| AIM OF THE EXERCISE |
Report every line of the data that includes "post".

----

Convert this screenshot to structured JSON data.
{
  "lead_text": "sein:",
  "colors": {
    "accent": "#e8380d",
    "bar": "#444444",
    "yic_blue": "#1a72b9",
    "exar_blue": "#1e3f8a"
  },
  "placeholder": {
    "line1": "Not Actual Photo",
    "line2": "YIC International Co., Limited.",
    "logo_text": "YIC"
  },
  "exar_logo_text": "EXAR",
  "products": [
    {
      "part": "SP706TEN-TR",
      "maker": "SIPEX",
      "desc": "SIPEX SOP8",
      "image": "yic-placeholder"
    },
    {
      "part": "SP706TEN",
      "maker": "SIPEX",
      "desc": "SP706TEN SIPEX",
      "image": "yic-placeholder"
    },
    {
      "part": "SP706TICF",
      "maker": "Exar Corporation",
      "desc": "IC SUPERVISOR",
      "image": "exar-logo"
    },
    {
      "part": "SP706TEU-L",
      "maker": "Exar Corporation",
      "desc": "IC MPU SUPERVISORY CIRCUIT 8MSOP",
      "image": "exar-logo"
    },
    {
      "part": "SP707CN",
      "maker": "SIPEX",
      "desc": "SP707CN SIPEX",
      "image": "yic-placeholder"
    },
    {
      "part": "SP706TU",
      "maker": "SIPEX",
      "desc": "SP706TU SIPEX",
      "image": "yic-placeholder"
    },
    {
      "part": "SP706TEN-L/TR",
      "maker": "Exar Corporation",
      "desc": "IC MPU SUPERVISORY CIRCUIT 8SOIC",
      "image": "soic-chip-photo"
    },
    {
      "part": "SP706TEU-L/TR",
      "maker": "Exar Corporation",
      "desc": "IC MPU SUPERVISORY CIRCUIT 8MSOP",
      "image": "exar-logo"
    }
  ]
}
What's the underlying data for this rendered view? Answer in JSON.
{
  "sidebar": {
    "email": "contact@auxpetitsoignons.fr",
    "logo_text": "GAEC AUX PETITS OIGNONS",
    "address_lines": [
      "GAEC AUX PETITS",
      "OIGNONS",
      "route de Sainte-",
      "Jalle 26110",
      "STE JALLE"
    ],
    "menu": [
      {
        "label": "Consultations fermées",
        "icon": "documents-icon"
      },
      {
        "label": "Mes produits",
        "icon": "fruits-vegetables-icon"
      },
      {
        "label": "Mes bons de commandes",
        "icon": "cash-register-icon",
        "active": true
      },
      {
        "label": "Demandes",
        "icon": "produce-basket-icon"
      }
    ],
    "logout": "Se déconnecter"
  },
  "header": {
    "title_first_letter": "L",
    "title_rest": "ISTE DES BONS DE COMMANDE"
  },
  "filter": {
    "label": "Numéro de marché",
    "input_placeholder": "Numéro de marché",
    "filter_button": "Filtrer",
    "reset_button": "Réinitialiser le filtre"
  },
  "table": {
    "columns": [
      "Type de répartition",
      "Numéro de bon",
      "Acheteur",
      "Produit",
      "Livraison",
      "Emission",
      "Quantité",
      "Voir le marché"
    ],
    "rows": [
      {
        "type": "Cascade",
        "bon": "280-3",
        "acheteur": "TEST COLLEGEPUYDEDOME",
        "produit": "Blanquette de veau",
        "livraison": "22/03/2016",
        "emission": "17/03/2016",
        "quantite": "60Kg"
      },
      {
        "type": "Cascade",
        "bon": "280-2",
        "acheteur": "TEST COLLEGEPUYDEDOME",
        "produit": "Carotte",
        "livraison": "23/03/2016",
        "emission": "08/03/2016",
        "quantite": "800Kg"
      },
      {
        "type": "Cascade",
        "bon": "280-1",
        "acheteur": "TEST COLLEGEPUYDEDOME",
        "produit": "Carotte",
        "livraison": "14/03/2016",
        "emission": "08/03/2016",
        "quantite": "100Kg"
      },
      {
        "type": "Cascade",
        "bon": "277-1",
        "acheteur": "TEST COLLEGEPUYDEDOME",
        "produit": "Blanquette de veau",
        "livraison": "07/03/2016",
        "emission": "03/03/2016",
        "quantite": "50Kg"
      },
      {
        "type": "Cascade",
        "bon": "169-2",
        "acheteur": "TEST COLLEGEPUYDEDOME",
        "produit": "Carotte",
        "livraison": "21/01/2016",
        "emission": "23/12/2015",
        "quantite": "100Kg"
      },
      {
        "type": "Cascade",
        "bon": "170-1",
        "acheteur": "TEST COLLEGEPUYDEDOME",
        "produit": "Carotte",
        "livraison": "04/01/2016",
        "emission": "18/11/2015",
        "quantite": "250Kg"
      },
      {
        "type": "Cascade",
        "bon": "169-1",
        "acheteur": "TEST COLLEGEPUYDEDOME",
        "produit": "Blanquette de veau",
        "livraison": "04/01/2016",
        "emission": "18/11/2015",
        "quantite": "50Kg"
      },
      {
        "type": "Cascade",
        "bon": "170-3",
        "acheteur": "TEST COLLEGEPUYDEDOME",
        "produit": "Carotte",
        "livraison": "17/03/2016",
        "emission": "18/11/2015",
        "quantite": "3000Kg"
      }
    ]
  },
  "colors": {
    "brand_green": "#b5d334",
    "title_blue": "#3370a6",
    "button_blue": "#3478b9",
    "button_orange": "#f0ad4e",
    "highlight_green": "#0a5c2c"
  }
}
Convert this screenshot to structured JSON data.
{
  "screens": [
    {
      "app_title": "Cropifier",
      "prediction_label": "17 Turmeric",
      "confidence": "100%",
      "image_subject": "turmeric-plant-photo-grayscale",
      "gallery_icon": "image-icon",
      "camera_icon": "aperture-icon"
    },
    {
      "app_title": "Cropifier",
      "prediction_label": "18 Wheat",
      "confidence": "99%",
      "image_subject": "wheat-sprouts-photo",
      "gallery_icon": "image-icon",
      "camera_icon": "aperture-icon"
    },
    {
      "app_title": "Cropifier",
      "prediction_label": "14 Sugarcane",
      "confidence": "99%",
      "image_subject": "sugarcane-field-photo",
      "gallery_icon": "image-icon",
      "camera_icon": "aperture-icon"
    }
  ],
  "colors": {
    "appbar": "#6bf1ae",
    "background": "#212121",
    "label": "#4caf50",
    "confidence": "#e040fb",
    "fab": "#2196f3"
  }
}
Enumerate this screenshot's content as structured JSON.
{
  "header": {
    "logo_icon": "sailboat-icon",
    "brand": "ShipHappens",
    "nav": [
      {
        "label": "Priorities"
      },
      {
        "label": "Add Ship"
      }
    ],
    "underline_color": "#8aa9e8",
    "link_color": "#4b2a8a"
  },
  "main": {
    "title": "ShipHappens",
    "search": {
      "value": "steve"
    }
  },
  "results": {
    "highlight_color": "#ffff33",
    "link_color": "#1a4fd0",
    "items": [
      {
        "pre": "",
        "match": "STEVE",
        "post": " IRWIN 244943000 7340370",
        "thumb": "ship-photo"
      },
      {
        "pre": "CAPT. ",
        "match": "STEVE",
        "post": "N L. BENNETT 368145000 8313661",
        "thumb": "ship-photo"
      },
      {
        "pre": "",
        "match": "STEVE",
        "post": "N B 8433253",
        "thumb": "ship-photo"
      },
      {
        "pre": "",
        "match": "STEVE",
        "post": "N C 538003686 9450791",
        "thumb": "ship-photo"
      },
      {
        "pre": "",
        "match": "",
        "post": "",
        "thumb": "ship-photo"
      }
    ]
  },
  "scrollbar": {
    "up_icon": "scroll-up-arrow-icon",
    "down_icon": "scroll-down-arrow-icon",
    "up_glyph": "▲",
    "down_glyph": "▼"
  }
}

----

| ANSWER TO THE PROBLEM |
        "post": " IRWIN 244943000 7340370",
        "post": "N L. BENNETT 368145000 8313661",
        "post": "N B 8433253",
        "post": "N C 538003686 9450791",
        "post": "",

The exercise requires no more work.